ACTION ITEM: Go over each line of the entries below, count those with "text", and give only the count.

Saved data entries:
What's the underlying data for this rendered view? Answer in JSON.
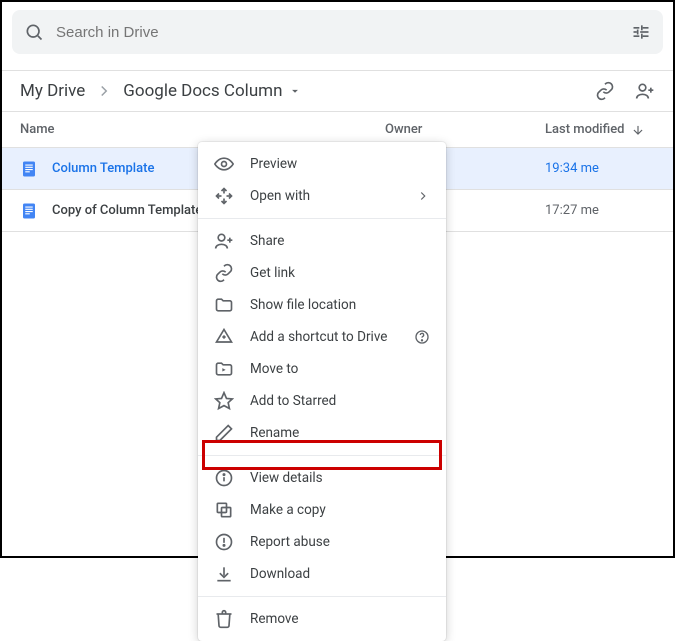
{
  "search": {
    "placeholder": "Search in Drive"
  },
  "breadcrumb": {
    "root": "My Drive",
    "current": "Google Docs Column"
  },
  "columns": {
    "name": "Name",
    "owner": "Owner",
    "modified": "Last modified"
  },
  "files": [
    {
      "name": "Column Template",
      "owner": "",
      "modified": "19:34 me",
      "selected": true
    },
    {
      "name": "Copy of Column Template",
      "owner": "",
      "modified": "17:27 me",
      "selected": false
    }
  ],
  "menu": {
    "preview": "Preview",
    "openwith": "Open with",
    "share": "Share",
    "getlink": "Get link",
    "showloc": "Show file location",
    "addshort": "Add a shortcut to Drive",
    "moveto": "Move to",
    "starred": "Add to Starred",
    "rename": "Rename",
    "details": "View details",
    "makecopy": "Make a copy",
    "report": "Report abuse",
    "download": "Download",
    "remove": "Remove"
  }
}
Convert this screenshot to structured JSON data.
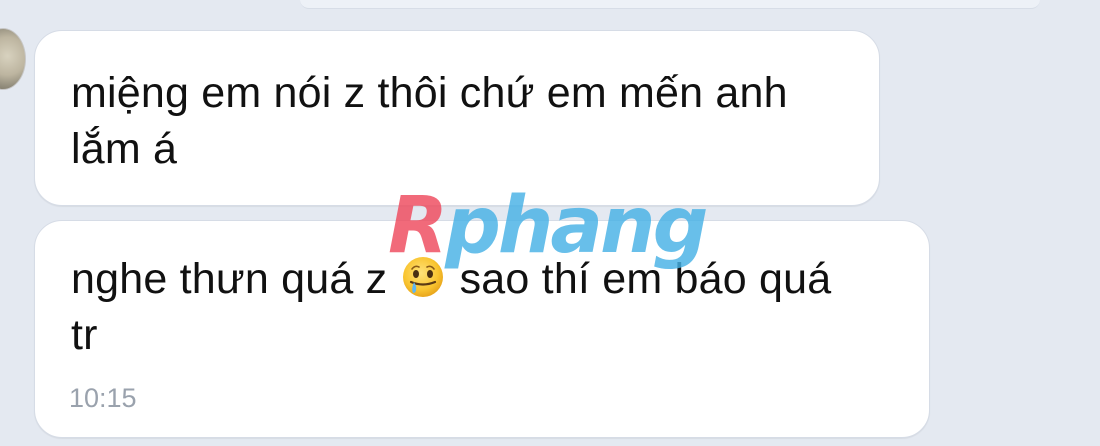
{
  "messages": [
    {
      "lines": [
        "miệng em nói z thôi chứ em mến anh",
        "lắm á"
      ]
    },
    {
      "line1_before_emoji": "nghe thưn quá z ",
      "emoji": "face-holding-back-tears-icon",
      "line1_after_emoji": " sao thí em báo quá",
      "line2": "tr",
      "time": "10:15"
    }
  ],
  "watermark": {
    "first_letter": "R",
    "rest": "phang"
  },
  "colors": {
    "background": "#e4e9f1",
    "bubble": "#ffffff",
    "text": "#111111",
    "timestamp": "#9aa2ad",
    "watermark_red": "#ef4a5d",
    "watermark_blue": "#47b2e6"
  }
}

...

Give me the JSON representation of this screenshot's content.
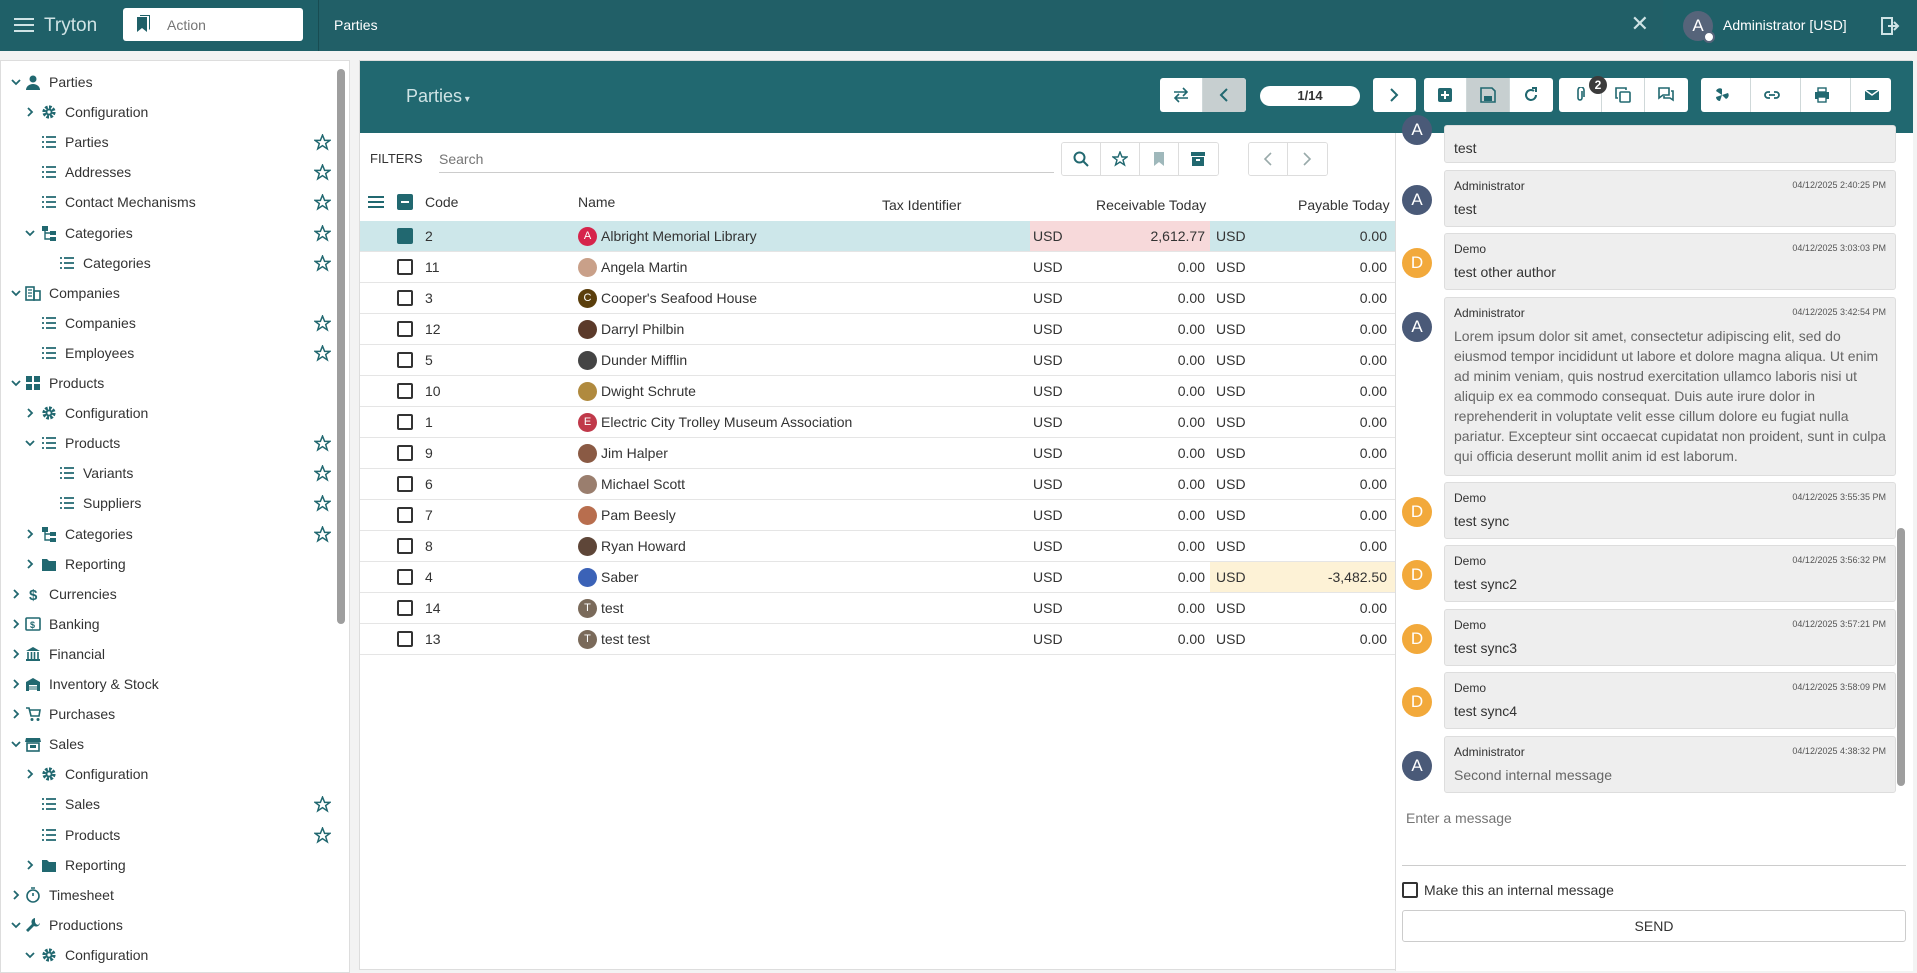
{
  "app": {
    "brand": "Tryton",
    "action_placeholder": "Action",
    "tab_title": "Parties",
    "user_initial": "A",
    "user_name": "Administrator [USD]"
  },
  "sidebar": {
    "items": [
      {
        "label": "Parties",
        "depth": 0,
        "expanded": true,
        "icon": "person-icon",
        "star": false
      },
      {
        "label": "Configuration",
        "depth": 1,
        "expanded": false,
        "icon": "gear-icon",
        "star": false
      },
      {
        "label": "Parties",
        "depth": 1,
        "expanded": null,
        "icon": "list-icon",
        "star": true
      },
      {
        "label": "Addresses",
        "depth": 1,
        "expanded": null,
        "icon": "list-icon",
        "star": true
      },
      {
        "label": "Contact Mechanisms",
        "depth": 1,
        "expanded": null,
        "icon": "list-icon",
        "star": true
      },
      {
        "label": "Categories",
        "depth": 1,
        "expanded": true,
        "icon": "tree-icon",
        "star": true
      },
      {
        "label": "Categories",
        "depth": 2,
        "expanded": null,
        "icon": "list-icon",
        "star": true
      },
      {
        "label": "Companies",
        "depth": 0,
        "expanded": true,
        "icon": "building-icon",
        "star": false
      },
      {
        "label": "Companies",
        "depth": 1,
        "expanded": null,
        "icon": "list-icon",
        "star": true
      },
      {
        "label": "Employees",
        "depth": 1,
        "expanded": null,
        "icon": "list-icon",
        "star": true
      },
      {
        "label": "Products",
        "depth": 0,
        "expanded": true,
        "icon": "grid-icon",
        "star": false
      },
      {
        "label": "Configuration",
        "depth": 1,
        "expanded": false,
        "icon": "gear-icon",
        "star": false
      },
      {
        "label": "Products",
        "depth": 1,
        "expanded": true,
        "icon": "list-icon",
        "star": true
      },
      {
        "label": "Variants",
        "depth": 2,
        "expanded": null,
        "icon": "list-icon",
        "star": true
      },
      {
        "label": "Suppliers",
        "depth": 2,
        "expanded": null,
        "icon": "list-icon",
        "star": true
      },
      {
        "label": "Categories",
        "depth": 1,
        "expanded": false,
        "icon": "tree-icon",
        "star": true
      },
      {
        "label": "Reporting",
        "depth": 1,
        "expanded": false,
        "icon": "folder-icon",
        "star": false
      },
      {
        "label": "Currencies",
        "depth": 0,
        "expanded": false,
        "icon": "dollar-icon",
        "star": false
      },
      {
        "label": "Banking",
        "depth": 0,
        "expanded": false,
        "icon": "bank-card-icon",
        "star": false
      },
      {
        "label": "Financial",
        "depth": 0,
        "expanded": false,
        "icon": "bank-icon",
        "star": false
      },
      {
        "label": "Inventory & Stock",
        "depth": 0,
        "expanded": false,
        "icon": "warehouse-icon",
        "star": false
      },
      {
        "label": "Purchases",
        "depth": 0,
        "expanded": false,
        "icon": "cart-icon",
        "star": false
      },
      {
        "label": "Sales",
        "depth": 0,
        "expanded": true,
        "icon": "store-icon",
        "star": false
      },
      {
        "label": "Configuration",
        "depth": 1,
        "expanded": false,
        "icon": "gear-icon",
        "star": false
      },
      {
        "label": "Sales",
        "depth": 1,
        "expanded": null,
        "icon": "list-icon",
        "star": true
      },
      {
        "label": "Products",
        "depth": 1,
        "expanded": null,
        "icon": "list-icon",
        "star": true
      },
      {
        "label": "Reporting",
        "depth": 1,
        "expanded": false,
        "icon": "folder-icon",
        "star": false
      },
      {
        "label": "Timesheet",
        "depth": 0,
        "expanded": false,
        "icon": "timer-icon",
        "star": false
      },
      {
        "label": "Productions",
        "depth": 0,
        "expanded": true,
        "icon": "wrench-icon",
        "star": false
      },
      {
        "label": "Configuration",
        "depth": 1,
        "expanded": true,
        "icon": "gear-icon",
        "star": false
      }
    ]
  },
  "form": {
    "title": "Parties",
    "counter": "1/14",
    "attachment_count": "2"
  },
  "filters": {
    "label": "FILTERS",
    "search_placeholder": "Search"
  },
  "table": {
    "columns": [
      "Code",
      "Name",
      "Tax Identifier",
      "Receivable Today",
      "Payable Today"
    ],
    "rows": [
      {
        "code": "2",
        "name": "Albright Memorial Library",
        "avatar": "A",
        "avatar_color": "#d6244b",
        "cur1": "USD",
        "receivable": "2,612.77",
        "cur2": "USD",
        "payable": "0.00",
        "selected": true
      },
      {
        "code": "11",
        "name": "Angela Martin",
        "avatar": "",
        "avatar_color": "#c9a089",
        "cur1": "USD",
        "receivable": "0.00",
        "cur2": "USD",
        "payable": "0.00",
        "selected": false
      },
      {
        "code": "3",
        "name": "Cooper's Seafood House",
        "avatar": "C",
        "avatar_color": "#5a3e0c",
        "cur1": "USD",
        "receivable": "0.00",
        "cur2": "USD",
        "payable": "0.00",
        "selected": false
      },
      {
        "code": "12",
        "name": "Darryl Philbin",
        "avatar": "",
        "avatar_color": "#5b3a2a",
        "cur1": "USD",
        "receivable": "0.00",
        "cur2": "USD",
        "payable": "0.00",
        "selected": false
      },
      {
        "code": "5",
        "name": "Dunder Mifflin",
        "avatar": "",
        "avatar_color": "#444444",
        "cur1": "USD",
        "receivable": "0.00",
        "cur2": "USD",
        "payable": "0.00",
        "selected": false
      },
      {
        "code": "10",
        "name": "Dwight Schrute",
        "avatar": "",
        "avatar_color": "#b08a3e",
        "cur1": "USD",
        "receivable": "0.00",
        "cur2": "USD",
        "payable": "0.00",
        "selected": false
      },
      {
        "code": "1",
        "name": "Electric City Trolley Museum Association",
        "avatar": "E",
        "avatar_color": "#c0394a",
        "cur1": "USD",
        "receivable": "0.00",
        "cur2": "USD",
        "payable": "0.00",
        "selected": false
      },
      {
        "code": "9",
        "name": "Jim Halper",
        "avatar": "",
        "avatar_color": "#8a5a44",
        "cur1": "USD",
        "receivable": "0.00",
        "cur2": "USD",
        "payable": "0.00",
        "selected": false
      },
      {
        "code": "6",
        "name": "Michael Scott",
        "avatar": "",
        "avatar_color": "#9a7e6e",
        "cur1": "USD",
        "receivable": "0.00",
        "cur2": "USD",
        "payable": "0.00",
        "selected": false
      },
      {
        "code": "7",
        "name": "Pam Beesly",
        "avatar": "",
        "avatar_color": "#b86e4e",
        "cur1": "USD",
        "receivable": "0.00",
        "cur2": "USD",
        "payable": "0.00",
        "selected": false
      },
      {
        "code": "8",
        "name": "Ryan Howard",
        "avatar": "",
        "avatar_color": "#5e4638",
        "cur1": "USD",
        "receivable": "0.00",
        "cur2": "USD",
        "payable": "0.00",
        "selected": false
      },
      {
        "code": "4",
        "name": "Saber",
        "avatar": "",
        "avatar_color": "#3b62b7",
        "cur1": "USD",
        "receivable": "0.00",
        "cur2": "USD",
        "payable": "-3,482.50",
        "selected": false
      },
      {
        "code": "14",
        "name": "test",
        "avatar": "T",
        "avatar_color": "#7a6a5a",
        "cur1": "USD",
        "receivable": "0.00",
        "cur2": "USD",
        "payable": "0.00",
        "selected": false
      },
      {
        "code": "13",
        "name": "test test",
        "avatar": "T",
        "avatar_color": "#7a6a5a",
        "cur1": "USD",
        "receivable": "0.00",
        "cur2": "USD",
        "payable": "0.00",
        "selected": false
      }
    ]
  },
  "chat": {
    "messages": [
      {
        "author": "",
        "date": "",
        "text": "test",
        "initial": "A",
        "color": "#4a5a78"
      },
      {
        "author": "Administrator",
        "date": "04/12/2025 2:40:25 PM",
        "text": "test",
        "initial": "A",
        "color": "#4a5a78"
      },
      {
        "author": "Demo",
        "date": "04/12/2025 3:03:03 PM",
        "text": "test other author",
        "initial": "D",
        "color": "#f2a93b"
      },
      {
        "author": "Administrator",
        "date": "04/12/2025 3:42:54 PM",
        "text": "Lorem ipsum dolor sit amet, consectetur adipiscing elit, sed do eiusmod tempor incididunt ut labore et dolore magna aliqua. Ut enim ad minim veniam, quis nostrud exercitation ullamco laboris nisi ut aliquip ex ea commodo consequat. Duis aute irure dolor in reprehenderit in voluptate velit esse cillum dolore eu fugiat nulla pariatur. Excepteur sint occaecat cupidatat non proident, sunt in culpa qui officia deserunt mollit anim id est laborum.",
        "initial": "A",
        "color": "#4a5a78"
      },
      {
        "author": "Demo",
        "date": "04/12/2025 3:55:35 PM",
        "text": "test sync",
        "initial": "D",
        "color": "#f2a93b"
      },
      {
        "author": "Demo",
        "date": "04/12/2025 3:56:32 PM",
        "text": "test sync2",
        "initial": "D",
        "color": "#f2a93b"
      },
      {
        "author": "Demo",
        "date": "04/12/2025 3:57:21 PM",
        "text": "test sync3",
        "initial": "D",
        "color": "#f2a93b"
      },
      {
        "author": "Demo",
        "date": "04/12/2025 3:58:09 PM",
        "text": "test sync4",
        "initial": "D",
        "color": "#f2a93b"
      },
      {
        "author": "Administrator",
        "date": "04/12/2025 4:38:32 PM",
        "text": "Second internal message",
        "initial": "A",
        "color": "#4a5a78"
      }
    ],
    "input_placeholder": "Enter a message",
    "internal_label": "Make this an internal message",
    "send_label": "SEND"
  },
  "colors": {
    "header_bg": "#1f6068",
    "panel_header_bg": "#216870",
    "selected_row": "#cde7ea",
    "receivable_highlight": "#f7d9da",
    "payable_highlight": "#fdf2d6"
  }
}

ANSWER TO THIS PROBLEM: 10